Rainwater harvesting and aquifer recharge

Rainwater harvesting has two stages: (a) Collect as much water you can during the rainy season, so that you can use rainwater as the primary source during those months. (b) Excess water can be let out to underground pits to recharge aquifers and borewells.

Saving and reusing of domestic grey water

Treated domestic grey water plays a very important role in reducing our water footprint. If a proper STP system is set up and water quality is maintained, this water can be used for toilet flushing and gardening purposes. Toilet flushing consumes close to 50 percent of daily water usage, and if properly treated grey water is used, it will reduce freshwater consumption.

Is all this possible?

Yes it is.  At Purva Vantage, a community of 76 flats in Bangalore, we have adopted all possible measures to save every drop of water. With our efforts, the consumption levels have been brought down by as much as 40 percent. Along with reusing grey water for secondary purposes, like flushing and gardening, a rainwater storage system has been set up to collect every drop of water to be reused within the apartment. All apartments have implemented low flow aerators for taps to save a significant amount of water.
If citizen efforts to save water are stepped up and if government authorities conduct regular audits of rainwater harvesting compliance, it is possible for Bangalore to develop alternative water sources and insure itself against water shortage.

Shashidhara is the founder of EverythingECO, a startup focused on sustainability solutions and water technologies.
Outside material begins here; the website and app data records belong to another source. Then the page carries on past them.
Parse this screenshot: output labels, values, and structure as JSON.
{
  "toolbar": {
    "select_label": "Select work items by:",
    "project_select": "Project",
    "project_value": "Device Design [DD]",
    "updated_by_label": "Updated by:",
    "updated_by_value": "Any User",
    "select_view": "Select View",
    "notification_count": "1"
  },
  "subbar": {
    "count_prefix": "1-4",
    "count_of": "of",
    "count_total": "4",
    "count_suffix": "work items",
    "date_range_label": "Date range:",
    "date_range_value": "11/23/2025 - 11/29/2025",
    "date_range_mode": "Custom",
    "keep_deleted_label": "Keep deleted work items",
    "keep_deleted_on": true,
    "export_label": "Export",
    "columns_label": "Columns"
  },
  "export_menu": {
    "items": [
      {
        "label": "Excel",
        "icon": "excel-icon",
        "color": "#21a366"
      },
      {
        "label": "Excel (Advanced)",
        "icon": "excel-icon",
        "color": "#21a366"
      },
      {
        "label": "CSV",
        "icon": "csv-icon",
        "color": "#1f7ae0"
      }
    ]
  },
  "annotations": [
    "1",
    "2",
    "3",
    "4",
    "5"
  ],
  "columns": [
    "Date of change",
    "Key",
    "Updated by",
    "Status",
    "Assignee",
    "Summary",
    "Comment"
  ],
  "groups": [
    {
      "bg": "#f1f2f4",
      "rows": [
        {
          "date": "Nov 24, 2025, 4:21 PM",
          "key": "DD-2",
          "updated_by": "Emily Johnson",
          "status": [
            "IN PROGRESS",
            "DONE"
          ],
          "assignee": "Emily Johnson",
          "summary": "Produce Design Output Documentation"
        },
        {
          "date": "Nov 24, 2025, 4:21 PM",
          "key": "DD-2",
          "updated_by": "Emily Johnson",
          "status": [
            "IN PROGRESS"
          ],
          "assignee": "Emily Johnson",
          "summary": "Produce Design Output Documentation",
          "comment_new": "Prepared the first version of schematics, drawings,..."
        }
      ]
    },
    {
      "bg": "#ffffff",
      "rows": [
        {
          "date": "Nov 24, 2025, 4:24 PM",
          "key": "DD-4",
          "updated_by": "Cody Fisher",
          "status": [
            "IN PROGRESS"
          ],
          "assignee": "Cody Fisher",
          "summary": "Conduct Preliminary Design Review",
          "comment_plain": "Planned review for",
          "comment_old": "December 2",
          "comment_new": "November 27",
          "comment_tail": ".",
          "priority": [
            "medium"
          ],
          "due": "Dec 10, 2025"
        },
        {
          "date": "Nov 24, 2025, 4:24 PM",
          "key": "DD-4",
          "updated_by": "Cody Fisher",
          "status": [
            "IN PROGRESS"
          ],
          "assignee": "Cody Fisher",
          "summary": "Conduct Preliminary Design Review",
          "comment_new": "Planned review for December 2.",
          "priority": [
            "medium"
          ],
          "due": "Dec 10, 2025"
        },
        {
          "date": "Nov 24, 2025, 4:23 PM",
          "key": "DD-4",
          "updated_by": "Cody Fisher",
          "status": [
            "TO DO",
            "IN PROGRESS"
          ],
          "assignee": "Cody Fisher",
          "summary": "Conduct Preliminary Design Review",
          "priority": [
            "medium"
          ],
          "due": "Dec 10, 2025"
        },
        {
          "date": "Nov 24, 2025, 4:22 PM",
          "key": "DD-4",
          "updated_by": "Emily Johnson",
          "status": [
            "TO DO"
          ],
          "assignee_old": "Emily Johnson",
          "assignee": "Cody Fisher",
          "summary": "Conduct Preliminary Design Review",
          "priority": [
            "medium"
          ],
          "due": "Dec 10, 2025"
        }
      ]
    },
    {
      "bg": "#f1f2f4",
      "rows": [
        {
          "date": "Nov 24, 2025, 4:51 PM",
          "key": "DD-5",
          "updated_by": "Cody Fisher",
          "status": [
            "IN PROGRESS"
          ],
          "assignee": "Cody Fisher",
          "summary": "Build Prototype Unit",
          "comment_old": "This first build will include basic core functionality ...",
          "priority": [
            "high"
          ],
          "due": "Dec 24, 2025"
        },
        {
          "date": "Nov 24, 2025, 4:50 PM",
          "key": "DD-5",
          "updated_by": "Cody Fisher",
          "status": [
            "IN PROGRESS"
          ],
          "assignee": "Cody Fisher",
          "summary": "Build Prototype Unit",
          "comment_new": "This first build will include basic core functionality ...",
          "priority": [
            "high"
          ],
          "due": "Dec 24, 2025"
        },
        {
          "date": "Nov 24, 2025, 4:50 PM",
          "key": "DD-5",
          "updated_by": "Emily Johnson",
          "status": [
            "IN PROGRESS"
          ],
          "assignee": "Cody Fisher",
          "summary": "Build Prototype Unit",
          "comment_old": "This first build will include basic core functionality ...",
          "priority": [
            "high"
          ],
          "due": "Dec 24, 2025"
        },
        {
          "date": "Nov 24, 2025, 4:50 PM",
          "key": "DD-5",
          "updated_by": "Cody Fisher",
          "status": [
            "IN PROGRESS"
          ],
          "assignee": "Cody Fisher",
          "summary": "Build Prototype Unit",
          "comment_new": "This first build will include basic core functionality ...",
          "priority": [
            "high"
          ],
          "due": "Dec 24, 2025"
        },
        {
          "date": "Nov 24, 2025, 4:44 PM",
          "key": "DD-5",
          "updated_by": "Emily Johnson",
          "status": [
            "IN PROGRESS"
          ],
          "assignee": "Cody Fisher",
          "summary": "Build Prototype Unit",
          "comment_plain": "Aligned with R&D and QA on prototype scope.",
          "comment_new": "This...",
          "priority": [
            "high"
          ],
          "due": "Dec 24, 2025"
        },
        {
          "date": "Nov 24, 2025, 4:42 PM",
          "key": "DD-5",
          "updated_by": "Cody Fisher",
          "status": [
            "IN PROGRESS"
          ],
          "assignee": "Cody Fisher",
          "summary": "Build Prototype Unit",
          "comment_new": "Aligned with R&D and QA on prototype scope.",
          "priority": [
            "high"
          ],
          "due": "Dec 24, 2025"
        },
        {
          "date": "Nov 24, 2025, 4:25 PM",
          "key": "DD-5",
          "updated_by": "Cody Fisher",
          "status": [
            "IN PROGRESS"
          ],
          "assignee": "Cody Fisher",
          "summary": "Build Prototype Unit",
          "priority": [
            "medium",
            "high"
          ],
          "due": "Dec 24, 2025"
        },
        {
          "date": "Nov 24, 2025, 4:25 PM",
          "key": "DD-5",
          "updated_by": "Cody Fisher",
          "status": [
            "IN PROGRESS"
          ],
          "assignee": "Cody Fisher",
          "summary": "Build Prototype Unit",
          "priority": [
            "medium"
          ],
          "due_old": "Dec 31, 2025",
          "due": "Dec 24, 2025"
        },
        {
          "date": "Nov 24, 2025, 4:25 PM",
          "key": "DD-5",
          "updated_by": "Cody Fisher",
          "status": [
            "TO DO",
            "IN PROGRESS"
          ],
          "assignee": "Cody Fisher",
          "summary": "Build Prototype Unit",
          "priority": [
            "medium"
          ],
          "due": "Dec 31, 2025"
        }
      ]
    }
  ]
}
He is an active cyclist and recently won the NIP award to enable cycling infrastructure in HSR Layout in Bangalore.